Andy Murray was at a loss to explain why he was always on the back foot as he went down to a miserable 6-3 6-1 defeat to Kevin Anderson in the Rogers Cup in Montreal.
The world number four was never in the match in which he served five double faults with his opponent, ranked 31 places below him, refusing to allow the Scot to settle as his attempt to defend his title disintegrated at the first hurdle.
The 25-year-old South African played with an intensity and aggression that prevented Murray from finding any rhythm, dictating play as he bossed the Scot around the court and growing in confidence as the match continued.
Murray saw his serve desert him and the match was scattered with unforced errors as he lost in an hour and 10 minutes.
It was a less than an ideal start to his build-up for the US Open which begins in less than three weeks in New York.
The 24-year-old could not put his finger on what was behind such a comprehensive loss after time spent preparing in Miami.
Murray said in quotes reported on atpworldtour.com: "Sometimes you can make mistakes with your preparation, but I've done pretty similar stuff to what I've always done coming in here.
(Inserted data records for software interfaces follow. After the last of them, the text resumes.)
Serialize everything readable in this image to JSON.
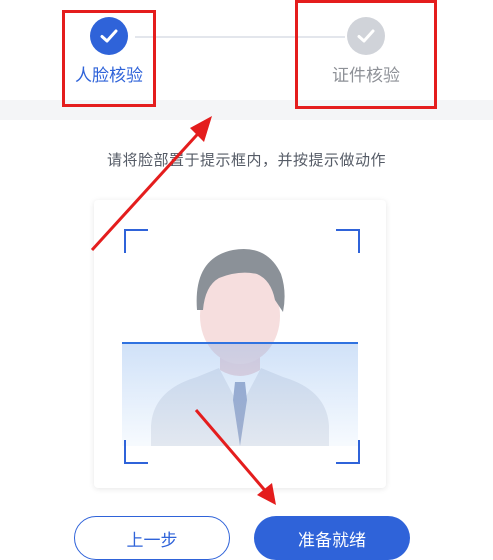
{
  "steps": [
    {
      "label": "人脸核验",
      "status": "done",
      "icon": "check-icon"
    },
    {
      "label": "证件核验",
      "status": "pending",
      "icon": "check-icon"
    }
  ],
  "instruction": "请将脸部置于提示框内，并按提示做动作",
  "buttons": {
    "prev_label": "上一步",
    "ready_label": "准备就绪"
  },
  "colors": {
    "accent": "#2f63d9",
    "inactive": "#d0d3d9",
    "annotation": "#e41d1d"
  }
}
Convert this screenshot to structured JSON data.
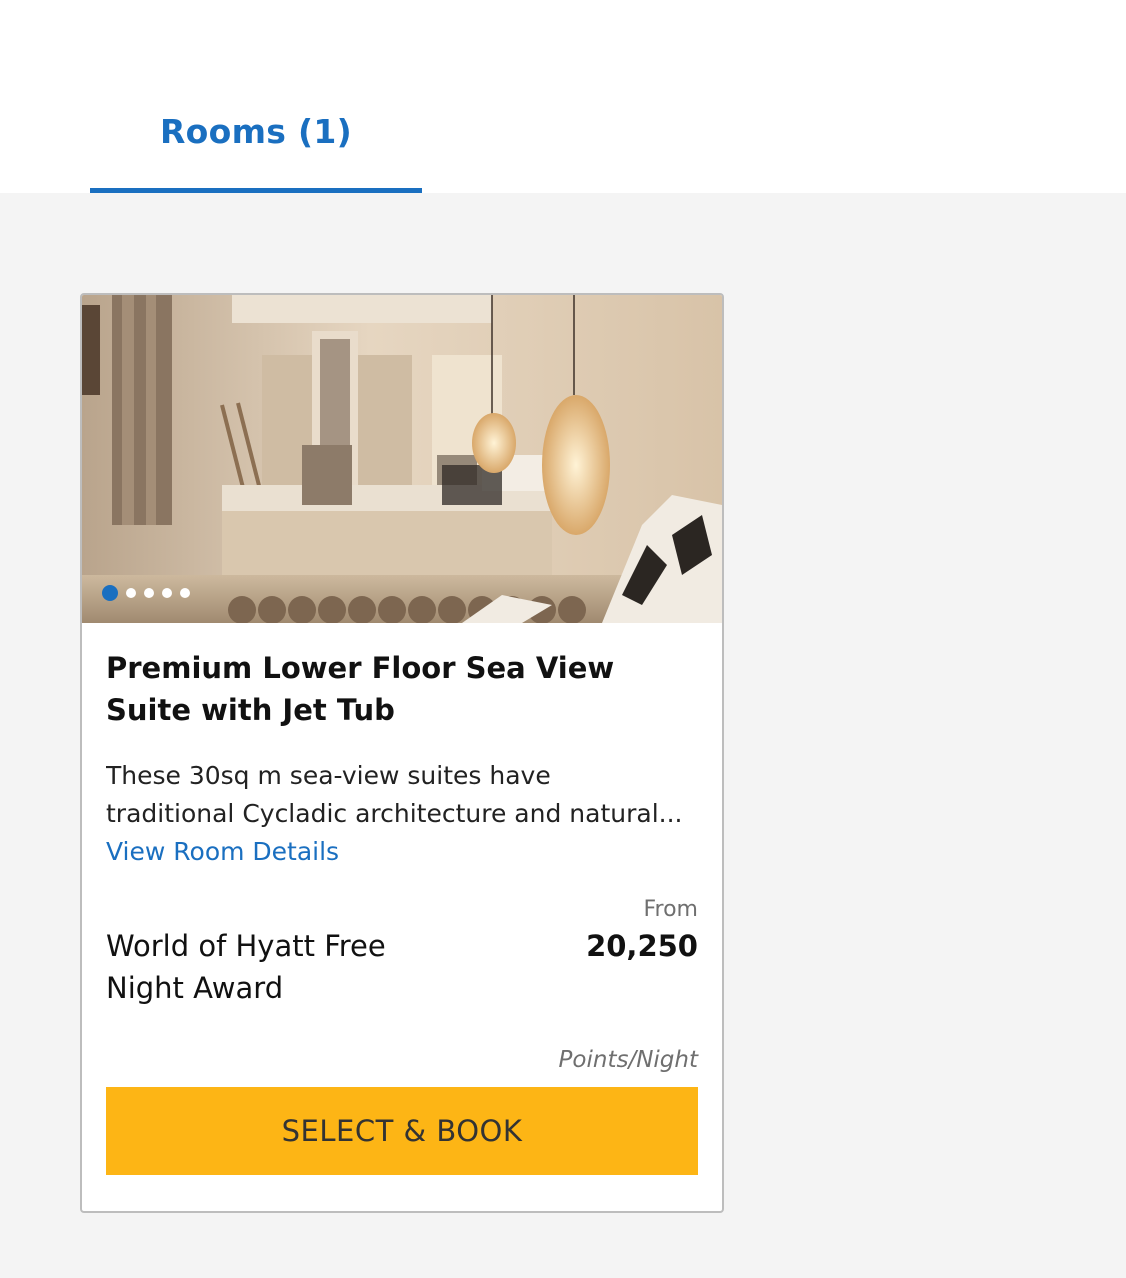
{
  "tabs": [
    {
      "label": "Rooms (1)",
      "active": true
    }
  ],
  "room_card": {
    "title": "Premium Lower Floor Sea View Suite with Jet Tub",
    "description_lines": [
      "These 30sq m sea-view suites have",
      "traditional Cycladic architecture and natural..."
    ],
    "details_link": "View Room Details",
    "rate_name": "World of Hyatt Free Night Award",
    "price_prefix": "From",
    "price": "20,250",
    "price_unit": "Points/Night",
    "cta_label": "SELECT & BOOK",
    "carousel": {
      "total_images": 5,
      "active_index": 0
    }
  },
  "colors": {
    "accent_blue": "#1a6fc0",
    "cta_yellow": "#fdb515",
    "page_bg": "#f4f4f4",
    "card_border": "#bdbdbd"
  },
  "icons": [
    "carousel-dot-icon"
  ]
}
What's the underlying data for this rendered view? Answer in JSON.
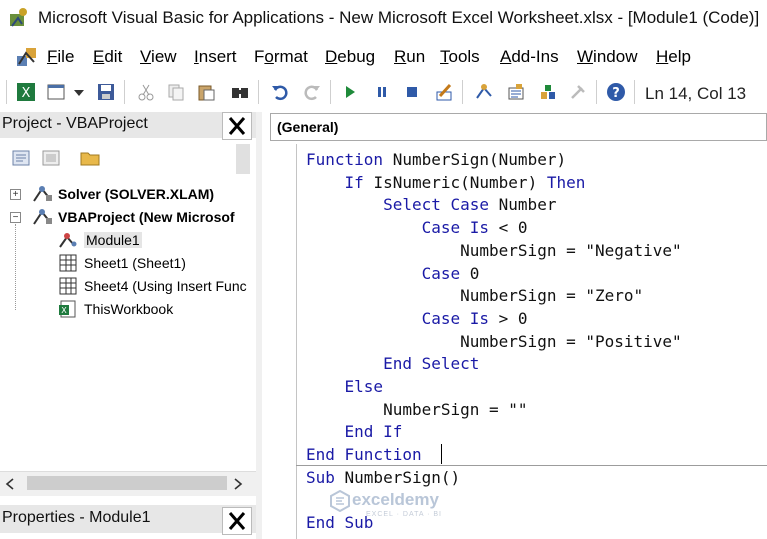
{
  "window": {
    "title": "Microsoft Visual Basic for Applications - New Microsoft Excel Worksheet.xlsx - [Module1 (Code)]"
  },
  "menu": [
    {
      "label": "File",
      "accel": "F",
      "rest": "ile"
    },
    {
      "label": "Edit",
      "accel": "E",
      "rest": "dit"
    },
    {
      "label": "View",
      "accel": "V",
      "rest": "iew"
    },
    {
      "label": "Insert",
      "accel": "I",
      "rest": "nsert"
    },
    {
      "label": "Format",
      "accel": "o",
      "pre": "F",
      "rest": "rmat"
    },
    {
      "label": "Debug",
      "accel": "D",
      "rest": "ebug"
    },
    {
      "label": "Run",
      "accel": "R",
      "rest": "un"
    },
    {
      "label": "Tools",
      "accel": "T",
      "rest": "ools"
    },
    {
      "label": "Add-Ins",
      "accel": "A",
      "rest": "dd-Ins"
    },
    {
      "label": "Window",
      "accel": "W",
      "rest": "indow"
    },
    {
      "label": "Help",
      "accel": "H",
      "rest": "elp"
    }
  ],
  "toolbar": {
    "cursor_position": "Ln 14, Col 13",
    "icons": [
      "excel-icon",
      "insert-userform-icon",
      "dropdown-icon",
      "save-icon",
      "cut-icon",
      "copy-icon",
      "paste-icon",
      "find-icon",
      "undo-icon",
      "redo-icon",
      "run-icon",
      "break-icon",
      "reset-icon",
      "design-mode-icon",
      "project-explorer-icon",
      "properties-icon",
      "object-browser-icon",
      "toolbox-icon",
      "help-icon"
    ]
  },
  "project_pane": {
    "title": "Project - VBAProject",
    "close_glyph": "✕",
    "tree": [
      {
        "label": "Solver (SOLVER.XLAM)",
        "level": 0,
        "bold": true,
        "expander": "+"
      },
      {
        "label": "VBAProject (New Microsof",
        "level": 0,
        "bold": true,
        "expander": "−"
      },
      {
        "label": "Module1",
        "level": 1,
        "bold": false
      },
      {
        "label": "Sheet1 (Sheet1)",
        "level": 1,
        "bold": false
      },
      {
        "label": "Sheet4 (Using Insert Func",
        "level": 1,
        "bold": false
      },
      {
        "label": "ThisWorkbook",
        "level": 1,
        "bold": false
      }
    ]
  },
  "properties_pane": {
    "title": "Properties - Module1",
    "close_glyph": "✕"
  },
  "code_window": {
    "object_combo": "(General)",
    "lines": [
      [
        {
          "t": "Function ",
          "k": true
        },
        {
          "t": "NumberSign(Number)",
          "k": false
        }
      ],
      [
        {
          "t": "    If ",
          "k": true
        },
        {
          "t": "IsNumeric(Number) ",
          "k": false
        },
        {
          "t": "Then",
          "k": true
        }
      ],
      [
        {
          "t": "        Select Case ",
          "k": true
        },
        {
          "t": "Number",
          "k": false
        }
      ],
      [
        {
          "t": "            Case Is ",
          "k": true
        },
        {
          "t": "< 0",
          "k": false
        }
      ],
      [
        {
          "t": "                NumberSign = \"Negative\"",
          "k": false
        }
      ],
      [
        {
          "t": "            Case ",
          "k": true
        },
        {
          "t": "0",
          "k": false
        }
      ],
      [
        {
          "t": "                NumberSign = \"Zero\"",
          "k": false
        }
      ],
      [
        {
          "t": "            Case Is ",
          "k": true
        },
        {
          "t": "> 0",
          "k": false
        }
      ],
      [
        {
          "t": "                NumberSign = \"Positive\"",
          "k": false
        }
      ],
      [
        {
          "t": "        End Select",
          "k": true
        }
      ],
      [
        {
          "t": "    Else",
          "k": true
        }
      ],
      [
        {
          "t": "        NumberSign = \"\"",
          "k": false
        }
      ],
      [
        {
          "t": "    End If",
          "k": true
        }
      ],
      [
        {
          "t": "End Function",
          "k": true
        }
      ],
      [
        {
          "t": "Sub ",
          "k": true
        },
        {
          "t": "NumberSign()",
          "k": false
        }
      ],
      [
        {
          "t": "",
          "k": false
        }
      ],
      [
        {
          "t": "End Sub",
          "k": true
        }
      ]
    ]
  },
  "watermark": {
    "text": "exceldemy",
    "sub": "EXCEL · DATA · BI"
  },
  "colors": {
    "keyword": "#1a1aa6",
    "pane_title_bg": "#e7e7e7"
  }
}
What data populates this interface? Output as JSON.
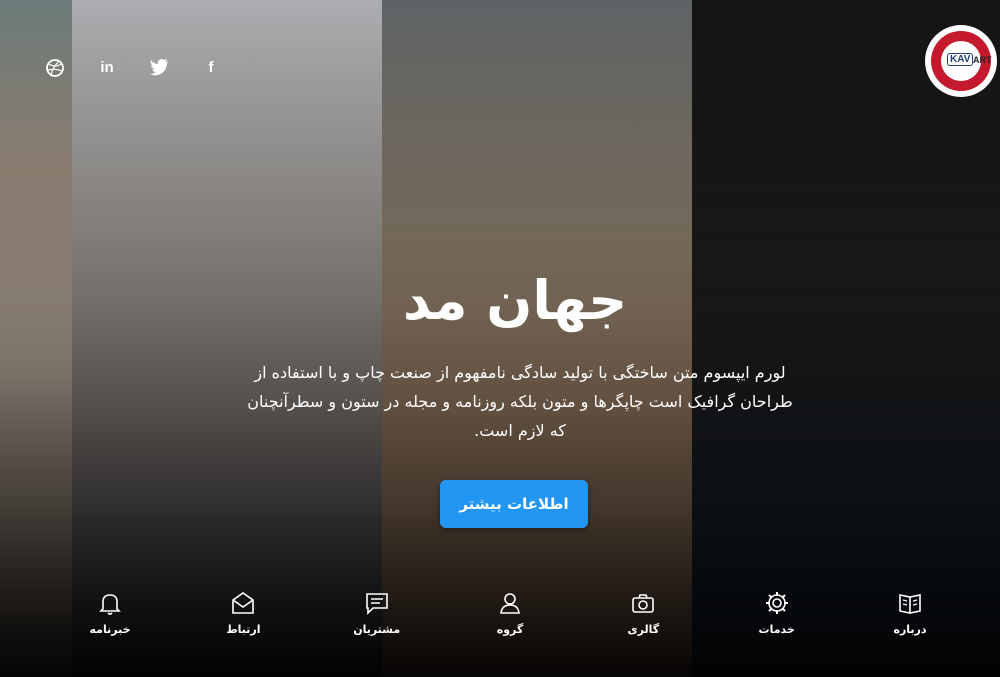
{
  "social_icons": [
    "dribbble-icon",
    "linkedin-icon",
    "twitter-icon",
    "facebook-icon"
  ],
  "social_glyphs": {
    "linkedin": "in",
    "facebook": "f"
  },
  "logo": {
    "mark": "KAV",
    "sub": "ART"
  },
  "hero": {
    "title": "جهان مد",
    "description": "لورم ایپسوم متن ساختگی با تولید سادگی نامفهوم از صنعت چاپ و با استفاده از طراحان گرافیک است چاپگرها و متون بلکه روزنامه و مجله در ستون و سطرآنچنان که لازم است.",
    "cta_label": "اطلاعات بیشتر"
  },
  "nav": {
    "items": [
      {
        "label": "درباره",
        "icon": "book-icon"
      },
      {
        "label": "خدمات",
        "icon": "gear-icon"
      },
      {
        "label": "گالری",
        "icon": "camera-icon"
      },
      {
        "label": "گروه",
        "icon": "users-icon"
      },
      {
        "label": "مشتریان",
        "icon": "chat-icon"
      },
      {
        "label": "ارتباط",
        "icon": "mail-icon"
      },
      {
        "label": "خبرنامه",
        "icon": "bell-icon"
      }
    ]
  },
  "colors": {
    "cta": "#2196f3",
    "logo_ring": "#c5192d",
    "logo_text": "#1f3f73"
  }
}
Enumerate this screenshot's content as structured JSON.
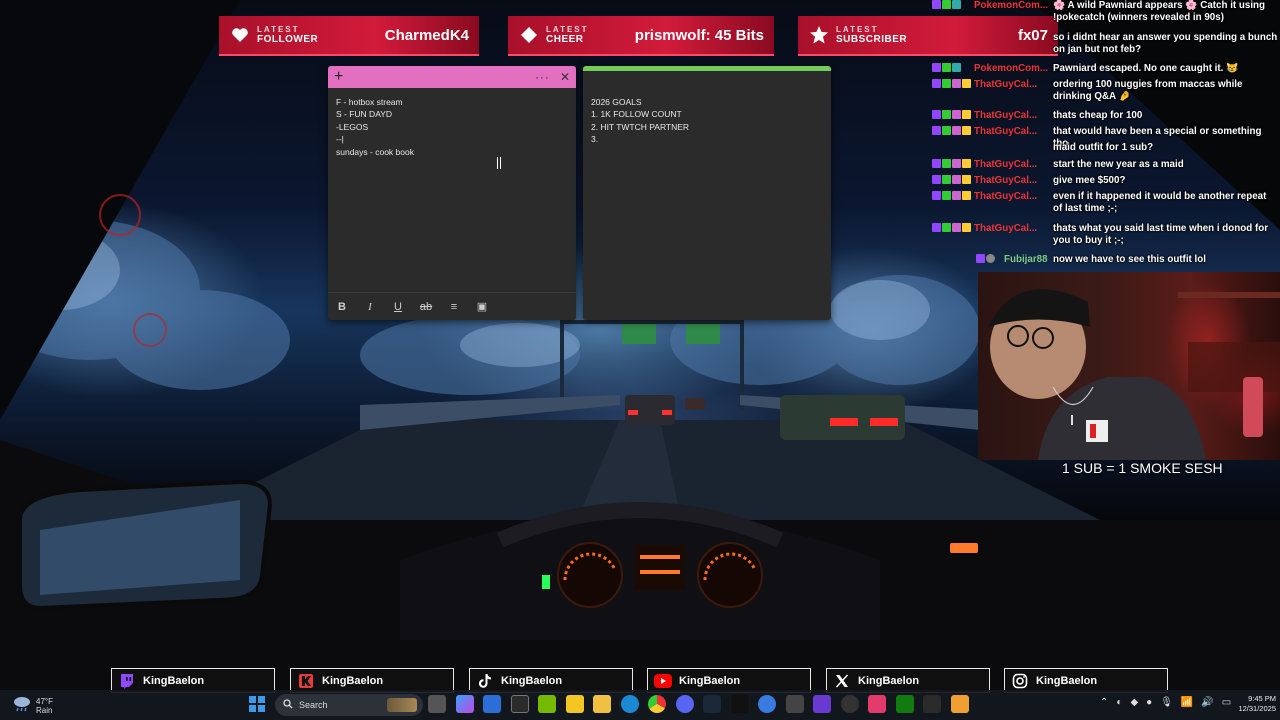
{
  "banners": [
    {
      "small": "LATEST",
      "type": "FOLLOWER",
      "name": "CharmedK4",
      "icon": "heart-icon"
    },
    {
      "small": "LATEST",
      "type": "CHEER",
      "name": "prismwolf: 45 Bits",
      "icon": "diamond-icon"
    },
    {
      "small": "LATEST",
      "type": "SUBSCRIBER",
      "name": "fx07",
      "icon": "star-icon"
    }
  ],
  "note1": {
    "lines": [
      "F -  hotbox stream",
      "S - FUN DAYD",
      "-LEGOS",
      "--|",
      "sundays - cook book"
    ],
    "toolbar": [
      "B",
      "I",
      "U",
      "ab",
      "≡",
      "▣"
    ]
  },
  "note2": {
    "lines": [
      "2026 GOALS",
      "1. 1K FOLLOW COUNT",
      "2. HIT TWTCH PARTNER",
      "3."
    ]
  },
  "chat": [
    {
      "user": "PokemonCom...",
      "color": "#e33",
      "text": "🌸 A wild Pawniard appears 🌸 Catch it using !pokecatch (winners revealed in 90s)"
    },
    {
      "user": "",
      "color": "#e33",
      "text": "so i didnt hear an answer you spending a bunch on jan but not feb?"
    },
    {
      "user": "PokemonCom...",
      "color": "#e33",
      "text": "Pawniard escaped. No one caught it. 😿"
    },
    {
      "user": "ThatGuyCal...",
      "color": "#e33",
      "text": "ordering 100 nuggies from maccas while drinking Q&A 🤌"
    },
    {
      "user": "ThatGuyCal...",
      "color": "#e33",
      "text": "thats cheap for 100"
    },
    {
      "user": "ThatGuyCal...",
      "color": "#e33",
      "text": "that would have been a special or something tho"
    },
    {
      "user": "",
      "color": "#e33",
      "text": "maid outfit for 1 sub?"
    },
    {
      "user": "ThatGuyCal...",
      "color": "#e33",
      "text": "start the new year as a maid"
    },
    {
      "user": "ThatGuyCal...",
      "color": "#e33",
      "text": "give mee $500?"
    },
    {
      "user": "ThatGuyCal...",
      "color": "#e33",
      "text": "even if it happened it would be another repeat of last time ;-;"
    },
    {
      "user": "ThatGuyCal...",
      "color": "#e33",
      "text": "thats what you said last time when i donod for you to buy it ;-;"
    },
    {
      "user": "Fubijar88",
      "color": "#7fc97f",
      "text": "now we have to see this outfit lol"
    }
  ],
  "cam_caption": "1 SUB = 1 SMOKE SESH",
  "socials": [
    {
      "name": "KingBaelon",
      "icon": "twitch-icon",
      "color": "#9146ff"
    },
    {
      "name": "KingBaelon",
      "icon": "kick-icon",
      "color": "#e63b3b"
    },
    {
      "name": "KingBaelon",
      "icon": "tiktok-icon",
      "color": "#ffffff"
    },
    {
      "name": "KingBaelon",
      "icon": "youtube-icon",
      "color": "#ff0000"
    },
    {
      "name": "KingBaelon",
      "icon": "x-icon",
      "color": "#ffffff"
    },
    {
      "name": "KingBaelon",
      "icon": "instagram-icon",
      "color": "#ffffff"
    }
  ],
  "taskbar": {
    "weather_temp": "47°F",
    "weather_desc": "Rain",
    "search_placeholder": "Search",
    "time": "9:45 PM",
    "date": "12/31/2025"
  }
}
It's just a really bad day.
"It's happened to me a couple times this year and also last year, as well.
"I just felt very slow. I couldn't get anything going. I started both sets really, really badly which doesn't help against someone that serves like Kevin.
"Every time he came to the net, I was a bit late getting to the ball. I was getting behind very early in all of the rallies and didn't move particularly well."
A flying start by Anderson left Murray playing catch-up as the South African went in to a 3-0 lead, with the Scot serving up two double faults in his first service game.
Murray finally got on the board in the fourth game and the match went with serve before Anderson took a 5-2 lead.
The Dunblane-born player then held but it was merely delaying the inevitable, Anderson ending the set the way he started it, serving out with an ace.
Murray then began the second set with a double fault as Anderson was relentless, forcing his way to double break point and going 1-0 up before holding.
The Briton held but it was the final game he would win, producing double faults, unforced errors and generally poor play.
Anderson told Sky Sports 4: "Andy is a great player and has had an incredible career.
"I knew it was going to be tough.
"The last time I played Andy was in Australia and I didn't come forward very well.
"I knew I had to come in.
"I played some good points and I won the majority of those."